[Stored data]
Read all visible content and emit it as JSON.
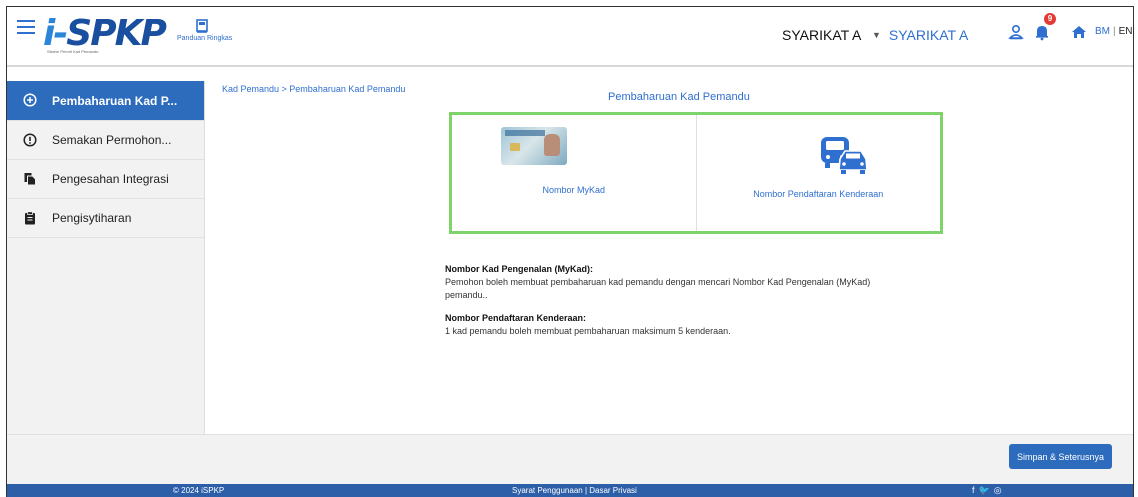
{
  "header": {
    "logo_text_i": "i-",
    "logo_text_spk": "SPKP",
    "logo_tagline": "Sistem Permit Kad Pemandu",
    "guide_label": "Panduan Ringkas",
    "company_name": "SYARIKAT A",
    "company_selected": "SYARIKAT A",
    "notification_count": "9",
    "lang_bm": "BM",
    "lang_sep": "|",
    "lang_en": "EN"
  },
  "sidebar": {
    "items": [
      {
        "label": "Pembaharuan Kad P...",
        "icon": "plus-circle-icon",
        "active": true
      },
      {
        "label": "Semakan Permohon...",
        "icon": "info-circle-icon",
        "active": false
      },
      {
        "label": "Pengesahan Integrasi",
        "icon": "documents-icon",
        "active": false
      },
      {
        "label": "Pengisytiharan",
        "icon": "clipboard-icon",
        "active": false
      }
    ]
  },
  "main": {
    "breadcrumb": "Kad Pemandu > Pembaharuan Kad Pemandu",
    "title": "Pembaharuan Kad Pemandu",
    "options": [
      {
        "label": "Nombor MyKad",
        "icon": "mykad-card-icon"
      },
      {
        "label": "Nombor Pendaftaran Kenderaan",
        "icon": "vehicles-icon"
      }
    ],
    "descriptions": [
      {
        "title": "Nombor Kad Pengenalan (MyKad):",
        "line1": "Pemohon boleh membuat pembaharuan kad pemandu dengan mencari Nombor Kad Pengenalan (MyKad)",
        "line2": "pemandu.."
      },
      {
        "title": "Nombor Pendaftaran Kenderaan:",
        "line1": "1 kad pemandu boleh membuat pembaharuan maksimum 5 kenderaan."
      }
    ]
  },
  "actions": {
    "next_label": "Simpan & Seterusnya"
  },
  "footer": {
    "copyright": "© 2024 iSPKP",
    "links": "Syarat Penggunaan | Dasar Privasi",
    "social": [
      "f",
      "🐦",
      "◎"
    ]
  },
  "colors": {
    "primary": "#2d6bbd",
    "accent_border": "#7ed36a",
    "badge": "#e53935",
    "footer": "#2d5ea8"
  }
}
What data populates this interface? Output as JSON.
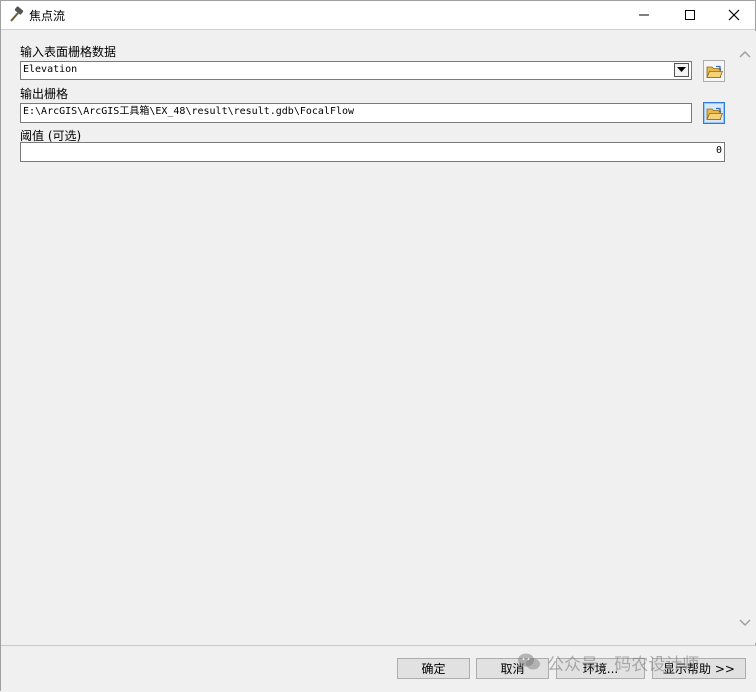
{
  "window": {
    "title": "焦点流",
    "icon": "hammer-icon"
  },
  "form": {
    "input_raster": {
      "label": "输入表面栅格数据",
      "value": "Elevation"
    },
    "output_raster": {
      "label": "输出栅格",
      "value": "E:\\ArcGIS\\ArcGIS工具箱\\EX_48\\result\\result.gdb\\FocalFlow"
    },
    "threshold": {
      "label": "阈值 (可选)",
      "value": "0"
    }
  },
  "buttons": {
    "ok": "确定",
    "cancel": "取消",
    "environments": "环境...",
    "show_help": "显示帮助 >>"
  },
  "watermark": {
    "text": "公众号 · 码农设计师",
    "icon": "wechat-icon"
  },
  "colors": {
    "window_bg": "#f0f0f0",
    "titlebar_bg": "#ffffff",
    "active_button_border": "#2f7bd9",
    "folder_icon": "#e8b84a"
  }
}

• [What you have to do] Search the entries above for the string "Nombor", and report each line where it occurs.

• [Your solution]
        "label": "Nombor MyKad",
        "label": "Nombor Pendaftaran Kenderaan",
        "title": "Nombor Kad Pengenalan (MyKad):",
        "line1": "Pemohon boleh membuat pembaharuan kad pemandu dengan mencari Nombor Kad Pengenalan (MyKad)",
        "title": "Nombor Pendaftaran Kenderaan:",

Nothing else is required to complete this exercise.